#### [Activity]
Output the records exactly as they appear, with no pictures included.

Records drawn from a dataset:
= Beginning of Section =

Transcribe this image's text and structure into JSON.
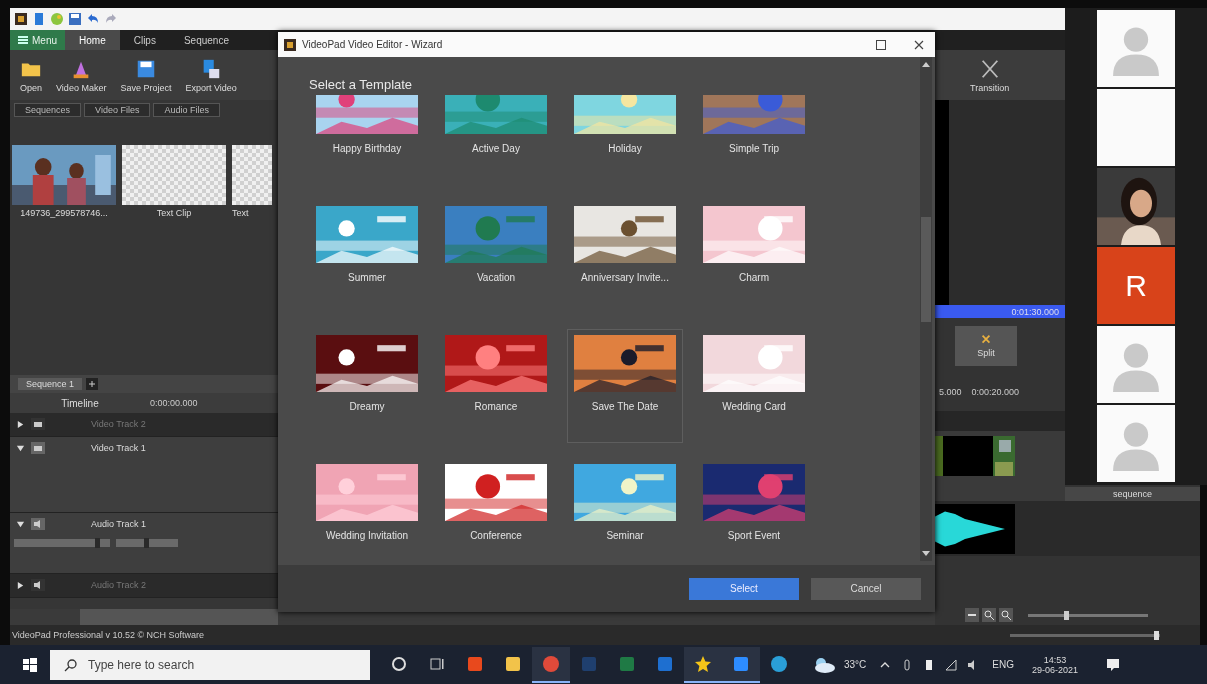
{
  "app": {
    "menu_button": "Menu",
    "tabs": [
      {
        "label": "Home",
        "selected": true
      },
      {
        "label": "Clips",
        "selected": false
      },
      {
        "label": "Sequence",
        "selected": false
      }
    ],
    "ribbon": [
      {
        "label": "Open",
        "kind": "folder"
      },
      {
        "label": "Video Maker",
        "kind": "maker"
      },
      {
        "label": "Save Project",
        "kind": "save"
      },
      {
        "label": "Export Video",
        "kind": "export"
      }
    ],
    "ribbon_right": [
      {
        "label": "Transition",
        "kind": "cross"
      }
    ],
    "bin_tabs": [
      "Sequences",
      "Video Files",
      "Audio Files"
    ],
    "media": [
      {
        "label": "149736_299578746...",
        "kind": "picture"
      },
      {
        "label": "Text Clip",
        "kind": "text"
      },
      {
        "label": "Text",
        "kind": "text"
      }
    ],
    "sequence_tab": "Sequence 1",
    "timeline_label": "Timeline",
    "timecode": "0:00:00.000",
    "tracks": [
      {
        "name": "Video Track 2",
        "kind": "video",
        "expanded": false
      },
      {
        "name": "Video Track 1",
        "kind": "video",
        "expanded": true
      },
      {
        "name": "Audio Track 1",
        "kind": "audio",
        "expanded": true,
        "volume": {
          "level": 0.88
        },
        "pan": {
          "level": 0.5
        }
      },
      {
        "name": "Audio Track 2",
        "kind": "audio",
        "expanded": false
      }
    ],
    "zoom_slider": {
      "level": 0.3
    },
    "master_volume": {
      "level": 0.98
    },
    "preview_time": "0:01:30.000",
    "split_button": "Split",
    "ruler": [
      "5.000",
      "0:00:20.000"
    ],
    "clip_note": "sequence",
    "status_bar": "VideoPad Professional v 10.52 © NCH Software"
  },
  "dialog": {
    "title": "VideoPad Video Editor - Wizard",
    "heading": "Select a Template",
    "templates": [
      {
        "label": "Happy Birthday",
        "selected": false
      },
      {
        "label": "Active Day",
        "selected": false
      },
      {
        "label": "Holiday",
        "selected": false
      },
      {
        "label": "Simple Trip",
        "selected": false
      },
      {
        "label": "Summer",
        "selected": false
      },
      {
        "label": "Vacation",
        "selected": false
      },
      {
        "label": "Anniversary Invite...",
        "selected": false
      },
      {
        "label": "Charm",
        "selected": false
      },
      {
        "label": "Dreamy",
        "selected": false
      },
      {
        "label": "Romance",
        "selected": false
      },
      {
        "label": "Save The Date",
        "selected": true
      },
      {
        "label": "Wedding Card",
        "selected": false
      },
      {
        "label": "Wedding Invitation",
        "selected": false
      },
      {
        "label": "Conference",
        "selected": false
      },
      {
        "label": "Seminar",
        "selected": false
      },
      {
        "label": "Sport Event",
        "selected": false
      }
    ],
    "buttons": [
      {
        "label": "Select",
        "kind": "primary"
      },
      {
        "label": "Cancel",
        "kind": "secondary"
      }
    ]
  },
  "meeting": {
    "participants": [
      {
        "kind": "avatar"
      },
      {
        "kind": "blank"
      },
      {
        "kind": "video"
      },
      {
        "kind": "initial",
        "initial": "R",
        "color": "#d8431a"
      },
      {
        "kind": "avatar"
      },
      {
        "kind": "avatar"
      }
    ]
  },
  "taskbar": {
    "search": {
      "placeholder": "Type here to search"
    },
    "apps": [
      {
        "kind": "cortana",
        "active": false
      },
      {
        "kind": "taskview",
        "active": false
      },
      {
        "kind": "office",
        "active": false
      },
      {
        "kind": "explorer",
        "active": false
      },
      {
        "kind": "chrome",
        "active": true
      },
      {
        "kind": "photoshop",
        "active": false
      },
      {
        "kind": "excel",
        "active": false
      },
      {
        "kind": "outlook",
        "active": false
      },
      {
        "kind": "star",
        "active": true
      },
      {
        "kind": "zoom",
        "active": true
      },
      {
        "kind": "edge",
        "active": false
      }
    ],
    "weather": "33°C",
    "language": "ENG",
    "time": "14:53",
    "date": "29-06-2021"
  }
}
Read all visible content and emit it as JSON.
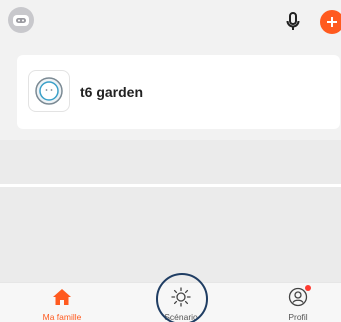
{
  "device": {
    "name": "t6 garden"
  },
  "tabs": [
    {
      "label": "Ma famille",
      "icon": "home-icon",
      "active": true
    },
    {
      "label": "Scénario",
      "icon": "sun-icon",
      "active": false
    },
    {
      "label": "Profil",
      "icon": "profile-icon",
      "active": false,
      "has_badge": true
    }
  ],
  "colors": {
    "accent": "#ff5a1f",
    "badge": "#ff3b30",
    "highlight_ring": "#1f3d63"
  }
}
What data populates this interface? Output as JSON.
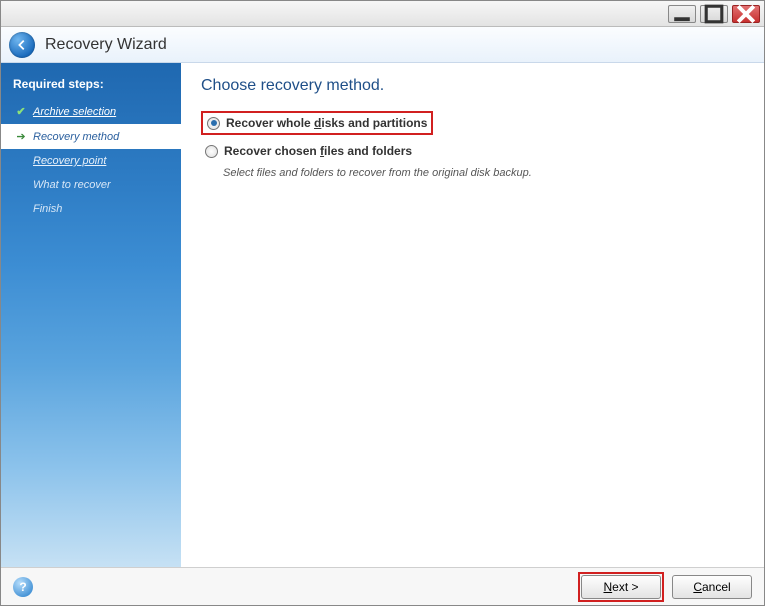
{
  "window": {
    "title": "Recovery Wizard"
  },
  "sidebar": {
    "heading": "Required steps:",
    "steps": [
      {
        "label": "Archive selection",
        "state": "done"
      },
      {
        "label": "Recovery method",
        "state": "active"
      },
      {
        "label": "Recovery point",
        "state": "pending"
      },
      {
        "label": "What to recover",
        "state": "future"
      },
      {
        "label": "Finish",
        "state": "future"
      }
    ]
  },
  "main": {
    "heading": "Choose recovery method.",
    "options": [
      {
        "label_pre": "Recover whole ",
        "label_ul": "d",
        "label_post": "isks and partitions",
        "selected": true,
        "highlighted": true
      },
      {
        "label_pre": "Recover chosen ",
        "label_ul": "f",
        "label_post": "iles and folders",
        "selected": false,
        "highlighted": false,
        "description": "Select files and folders to recover from the original disk backup."
      }
    ]
  },
  "footer": {
    "next_ul": "N",
    "next_post": "ext >",
    "cancel_ul": "C",
    "cancel_post": "ancel",
    "next_highlighted": true
  }
}
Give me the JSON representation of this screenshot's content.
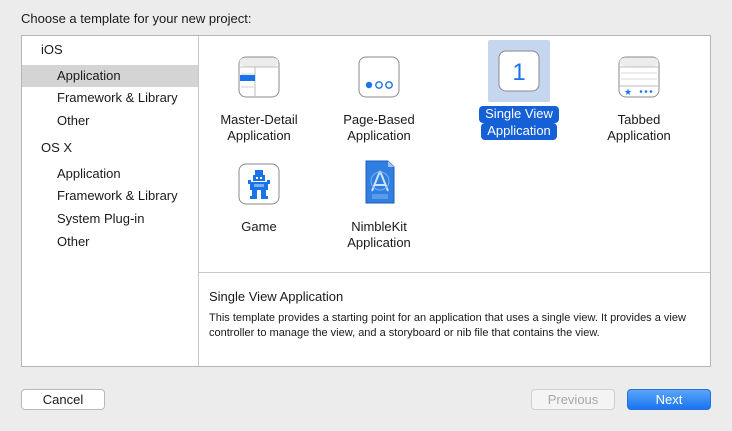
{
  "heading": "Choose a template for your new project:",
  "sidebar": {
    "groups": [
      {
        "label": "iOS",
        "items": [
          "Application",
          "Framework & Library",
          "Other"
        ]
      },
      {
        "label": "OS X",
        "items": [
          "Application",
          "Framework & Library",
          "System Plug-in",
          "Other"
        ]
      }
    ],
    "selected": "iOS / Application"
  },
  "templates": [
    {
      "line1": "Master-Detail",
      "line2": "Application",
      "icon": "master-detail-icon"
    },
    {
      "line1": "Page-Based",
      "line2": "Application",
      "icon": "page-based-icon"
    },
    {
      "line1": "Single View",
      "line2": "Application",
      "icon": "single-view-icon",
      "icon_text": "1",
      "selected": true
    },
    {
      "line1": "Tabbed",
      "line2": "Application",
      "icon": "tabbed-icon"
    },
    {
      "line1": "Game",
      "line2": "",
      "icon": "game-icon"
    },
    {
      "line1": "NimbleKit",
      "line2": "Application",
      "icon": "nimblekit-icon"
    }
  ],
  "description": {
    "title": "Single View Application",
    "body": "This template provides a starting point for an application that uses a single view. It provides a view controller to manage the view, and a storyboard or nib file that contains the view."
  },
  "buttons": {
    "cancel": "Cancel",
    "previous": "Previous",
    "next": "Next"
  },
  "colors": {
    "accent": "#1560d6",
    "selection_bg": "#c5d7ee",
    "sidebar_selected": "#d4d4d4",
    "icon_blue": "#1a73e8"
  }
}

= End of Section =

#### [Solution to the exercise]
Transcribe this image's text and structure into JSON.
{
  "app": {
    "menu_button": "Menu",
    "tabs": [
      {
        "label": "Home",
        "selected": true
      },
      {
        "label": "Clips",
        "selected": false
      },
      {
        "label": "Sequence",
        "selected": false
      }
    ],
    "ribbon": [
      {
        "label": "Open",
        "kind": "folder"
      },
      {
        "label": "Video Maker",
        "kind": "maker"
      },
      {
        "label": "Save Project",
        "kind": "save"
      },
      {
        "label": "Export Video",
        "kind": "export"
      }
    ],
    "ribbon_right": [
      {
        "label": "Transition",
        "kind": "cross"
      }
    ],
    "bin_tabs": [
      "Sequences",
      "Video Files",
      "Audio Files"
    ],
    "media": [
      {
        "label": "149736_299578746...",
        "kind": "picture"
      },
      {
        "label": "Text Clip",
        "kind": "text"
      },
      {
        "label": "Text",
        "kind": "text"
      }
    ],
    "sequence_tab": "Sequence 1",
    "timeline_label": "Timeline",
    "timecode": "0:00:00.000",
    "tracks": [
      {
        "name": "Video Track 2",
        "kind": "video",
        "expanded": false
      },
      {
        "name": "Video Track 1",
        "kind": "video",
        "expanded": true
      },
      {
        "name": "Audio Track 1",
        "kind": "audio",
        "expanded": true,
        "volume": {
          "level": 0.88
        },
        "pan": {
          "level": 0.5
        }
      },
      {
        "name": "Audio Track 2",
        "kind": "audio",
        "expanded": false
      }
    ],
    "zoom_slider": {
      "level": 0.3
    },
    "master_volume": {
      "level": 0.98
    },
    "preview_time": "0:01:30.000",
    "split_button": "Split",
    "ruler": [
      "5.000",
      "0:00:20.000"
    ],
    "clip_note": "sequence",
    "status_bar": "VideoPad Professional v 10.52 © NCH Software"
  },
  "dialog": {
    "title": "VideoPad Video Editor - Wizard",
    "heading": "Select a Template",
    "templates": [
      {
        "label": "Happy Birthday",
        "selected": false
      },
      {
        "label": "Active Day",
        "selected": false
      },
      {
        "label": "Holiday",
        "selected": false
      },
      {
        "label": "Simple Trip",
        "selected": false
      },
      {
        "label": "Summer",
        "selected": false
      },
      {
        "label": "Vacation",
        "selected": false
      },
      {
        "label": "Anniversary Invite...",
        "selected": false
      },
      {
        "label": "Charm",
        "selected": false
      },
      {
        "label": "Dreamy",
        "selected": false
      },
      {
        "label": "Romance",
        "selected": false
      },
      {
        "label": "Save The Date",
        "selected": true
      },
      {
        "label": "Wedding Card",
        "selected": false
      },
      {
        "label": "Wedding Invitation",
        "selected": false
      },
      {
        "label": "Conference",
        "selected": false
      },
      {
        "label": "Seminar",
        "selected": false
      },
      {
        "label": "Sport Event",
        "selected": false
      }
    ],
    "buttons": [
      {
        "label": "Select",
        "kind": "primary"
      },
      {
        "label": "Cancel",
        "kind": "secondary"
      }
    ]
  },
  "meeting": {
    "participants": [
      {
        "kind": "avatar"
      },
      {
        "kind": "blank"
      },
      {
        "kind": "video"
      },
      {
        "kind": "initial",
        "initial": "R",
        "color": "#d8431a"
      },
      {
        "kind": "avatar"
      },
      {
        "kind": "avatar"
      }
    ]
  },
  "taskbar": {
    "search": {
      "placeholder": "Type here to search"
    },
    "apps": [
      {
        "kind": "cortana",
        "active": false
      },
      {
        "kind": "taskview",
        "active": false
      },
      {
        "kind": "office",
        "active": false
      },
      {
        "kind": "explorer",
        "active": false
      },
      {
        "kind": "chrome",
        "active": true
      },
      {
        "kind": "photoshop",
        "active": false
      },
      {
        "kind": "excel",
        "active": false
      },
      {
        "kind": "outlook",
        "active": false
      },
      {
        "kind": "star",
        "active": true
      },
      {
        "kind": "zoom",
        "active": true
      },
      {
        "kind": "edge",
        "active": false
      }
    ],
    "weather": "33°C",
    "language": "ENG",
    "time": "14:53",
    "date": "29-06-2021"
  }
}
Read all visible content and emit it as JSON.
{
  "device": {
    "name": "t6 garden"
  },
  "tabs": [
    {
      "label": "Ma famille",
      "icon": "home-icon",
      "active": true
    },
    {
      "label": "Scénario",
      "icon": "sun-icon",
      "active": false
    },
    {
      "label": "Profil",
      "icon": "profile-icon",
      "active": false,
      "has_badge": true
    }
  ],
  "colors": {
    "accent": "#ff5a1f",
    "badge": "#ff3b30",
    "highlight_ring": "#1f3d63"
  }
}
What data populates this interface? Output as JSON.
{
  "window": {
    "title": "Recovery Wizard"
  },
  "sidebar": {
    "heading": "Required steps:",
    "steps": [
      {
        "label": "Archive selection",
        "state": "done"
      },
      {
        "label": "Recovery method",
        "state": "active"
      },
      {
        "label": "Recovery point",
        "state": "pending"
      },
      {
        "label": "What to recover",
        "state": "future"
      },
      {
        "label": "Finish",
        "state": "future"
      }
    ]
  },
  "main": {
    "heading": "Choose recovery method.",
    "options": [
      {
        "label_pre": "Recover whole ",
        "label_ul": "d",
        "label_post": "isks and partitions",
        "selected": true,
        "highlighted": true
      },
      {
        "label_pre": "Recover chosen ",
        "label_ul": "f",
        "label_post": "iles and folders",
        "selected": false,
        "highlighted": false,
        "description": "Select files and folders to recover from the original disk backup."
      }
    ]
  },
  "footer": {
    "next_ul": "N",
    "next_post": "ext >",
    "cancel_ul": "C",
    "cancel_post": "ancel",
    "next_highlighted": true
  }
}
Give me the JSON representation of this screenshot's content.
{
  "heading": "Choose a template for your new project:",
  "sidebar": {
    "groups": [
      {
        "label": "iOS",
        "items": [
          "Application",
          "Framework & Library",
          "Other"
        ]
      },
      {
        "label": "OS X",
        "items": [
          "Application",
          "Framework & Library",
          "System Plug-in",
          "Other"
        ]
      }
    ],
    "selected": "iOS / Application"
  },
  "templates": [
    {
      "line1": "Master-Detail",
      "line2": "Application",
      "icon": "master-detail-icon"
    },
    {
      "line1": "Page-Based",
      "line2": "Application",
      "icon": "page-based-icon"
    },
    {
      "line1": "Single View",
      "line2": "Application",
      "icon": "single-view-icon",
      "icon_text": "1",
      "selected": true
    },
    {
      "line1": "Tabbed",
      "line2": "Application",
      "icon": "tabbed-icon"
    },
    {
      "line1": "Game",
      "line2": "",
      "icon": "game-icon"
    },
    {
      "line1": "NimbleKit",
      "line2": "Application",
      "icon": "nimblekit-icon"
    }
  ],
  "description": {
    "title": "Single View Application",
    "body": "This template provides a starting point for an application that uses a single view. It provides a view controller to manage the view, and a storyboard or nib file that contains the view."
  },
  "buttons": {
    "cancel": "Cancel",
    "previous": "Previous",
    "next": "Next"
  },
  "colors": {
    "accent": "#1560d6",
    "selection_bg": "#c5d7ee",
    "sidebar_selected": "#d4d4d4",
    "icon_blue": "#1a73e8"
  }
}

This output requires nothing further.